THE QUEBEC SCHI:M4 OF CONFEDtRATION. 279
against it by a vote of more than four to one. New Brunswick also seemed strongly against Confederation, for in the general election, which occurred in ;March, before the plan had been submitted to the assembly, most of the men in favotir of union lost their seats, and an " anti-confederate government " was formed. All this chilled the enthusiasm of Nova Scotia, which had once seemed so eager for union; and the assembly, instead of supporting the Quebec scheme, passed resolutions in favour of going back to the plan of a union of the Mari-time Provinces alone.

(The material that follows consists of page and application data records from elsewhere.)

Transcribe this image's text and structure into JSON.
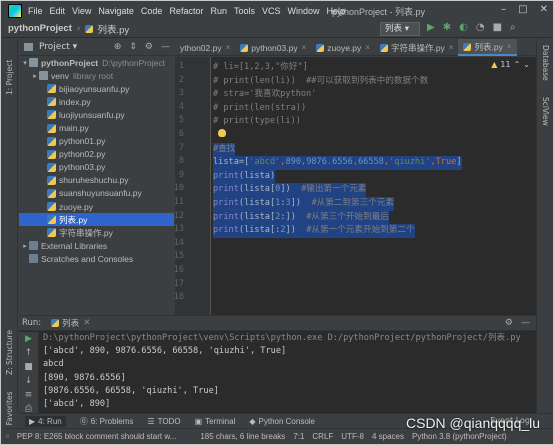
{
  "window": {
    "menus": [
      "File",
      "Edit",
      "View",
      "Navigate",
      "Code",
      "Refactor",
      "Run",
      "Tools",
      "VCS",
      "Window",
      "Help"
    ],
    "title": "pythonProject - 列表.py",
    "controls": [
      "–",
      "□",
      "✕"
    ]
  },
  "navbar": {
    "project": "pythonProject",
    "file": "列表.py",
    "run_config": "列表 ▾"
  },
  "left_strip": {
    "project_label": "1: Project",
    "structure_label": "Z: Structure",
    "favorites_label": "2: Favorites"
  },
  "right_strip": {
    "database_label": "Database",
    "sciview_label": "SciView"
  },
  "project_panel": {
    "title": "Project ▾",
    "items": [
      {
        "label": "pythonProject",
        "extra": "D:\\pythonProject",
        "kind": "folder",
        "arrow": "▾"
      },
      {
        "label": "venv",
        "extra": "library root",
        "kind": "folder",
        "arrow": "▸"
      },
      {
        "label": "bijiaoyunsuanfu.py",
        "kind": "py"
      },
      {
        "label": "index.py",
        "kind": "py"
      },
      {
        "label": "luojiyunsuanfu.py",
        "kind": "py"
      },
      {
        "label": "main.py",
        "kind": "py"
      },
      {
        "label": "python01.py",
        "kind": "py"
      },
      {
        "label": "python02.py",
        "kind": "py"
      },
      {
        "label": "python03.py",
        "kind": "py"
      },
      {
        "label": "shuruheshuchu.py",
        "kind": "py"
      },
      {
        "label": "suanshuyunsuanfu.py",
        "kind": "py"
      },
      {
        "label": "zuoye.py",
        "kind": "py"
      },
      {
        "label": "列表.py",
        "kind": "py"
      },
      {
        "label": "字符串操作.py",
        "kind": "py"
      },
      {
        "label": "External Libraries",
        "kind": "lib",
        "arrow": "▸"
      },
      {
        "label": "Scratches and Consoles",
        "kind": "scratch"
      }
    ]
  },
  "tabs": [
    {
      "label": "ython02.py",
      "active": false
    },
    {
      "label": "python03.py",
      "active": false
    },
    {
      "label": "zuoye.py",
      "active": false
    },
    {
      "label": "字符串操作.py",
      "active": false
    },
    {
      "label": "列表.py",
      "active": true
    }
  ],
  "editor": {
    "inspection": {
      "warnings": "11",
      "up": "⌃",
      "down": "⌄"
    },
    "line_numbers": [
      "1",
      "2",
      "3",
      "4",
      "5",
      "6",
      "7",
      "8",
      "9",
      "10",
      "11",
      "12",
      "13",
      "14",
      "15",
      "16",
      "17",
      "18"
    ],
    "lines": [
      "# li=[1,2,3,\"你好\"]",
      "# print(len(li))  ##可以获取到列表中的数据个数",
      "# stra='我喜欢python'",
      "# print(len(stra))",
      "# print(type(li))",
      "",
      "#查找",
      "lista=['abcd',890,9876.6556,66558,'qiuzhi',True]",
      "print(lista)",
      "print(lista[0])  #输出第一个元素",
      "print(lista[1:3])  #从第二到第三个元素",
      "print(lista[2:])  #从第三个开始到最后",
      "print(lista[:2])  #从第一个元素开始到第二个"
    ]
  },
  "run_panel": {
    "label": "Run:",
    "tab": "列表",
    "output": [
      "D:\\pythonProject\\pythonProject\\venv\\Scripts\\python.exe D:/pythonProject/pythonProject/列表.py",
      "['abcd', 890, 9876.6556, 66558, 'qiuzhi', True]",
      "abcd",
      "[890, 9876.6556]",
      "[9876.6556, 66558, 'qiuzhi', True]",
      "['abcd', 890]"
    ]
  },
  "bottom_tabs": [
    {
      "label": "4: Run",
      "icon": "▶"
    },
    {
      "label": "6: Problems",
      "icon": "⓪"
    },
    {
      "label": "TODO",
      "icon": "☰"
    },
    {
      "label": "Terminal",
      "icon": "▣"
    },
    {
      "label": "Python Console",
      "icon": "◆"
    }
  ],
  "event_log": "Event Log",
  "statusbar": {
    "message": "PEP 8: E265 block comment should start w...",
    "chars": "185 chars, 6 line breaks",
    "position": "7:1",
    "line_sep": "CRLF",
    "encoding": "UTF-8",
    "indent": "4 spaces",
    "interpreter": "Python 3.8 (pythonProject)"
  },
  "watermark": "CSDN @qianqqqq_lu",
  "colors": {
    "selection": "#214283",
    "accent": "#2f65ca",
    "bg": "#2b2b2b"
  }
}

But Canada was determined to carry out the scheme if at all possible ; and earlv, in 1865 four of the ministers, Macdonald, Galt, Brown, and Cartier, went to England to make arrangements for Confederation. The' British government used even- means in its power to persuade the _Maritime Provinces to consent to the plan. The lieutenant-governor of Nova Scotia, who had been strongly against it, was recalled. In his stead was appointed the gallant soldier, Sir Femvick Williams, and he used all his influence to convince his countrymen of the wisdom of Confederation.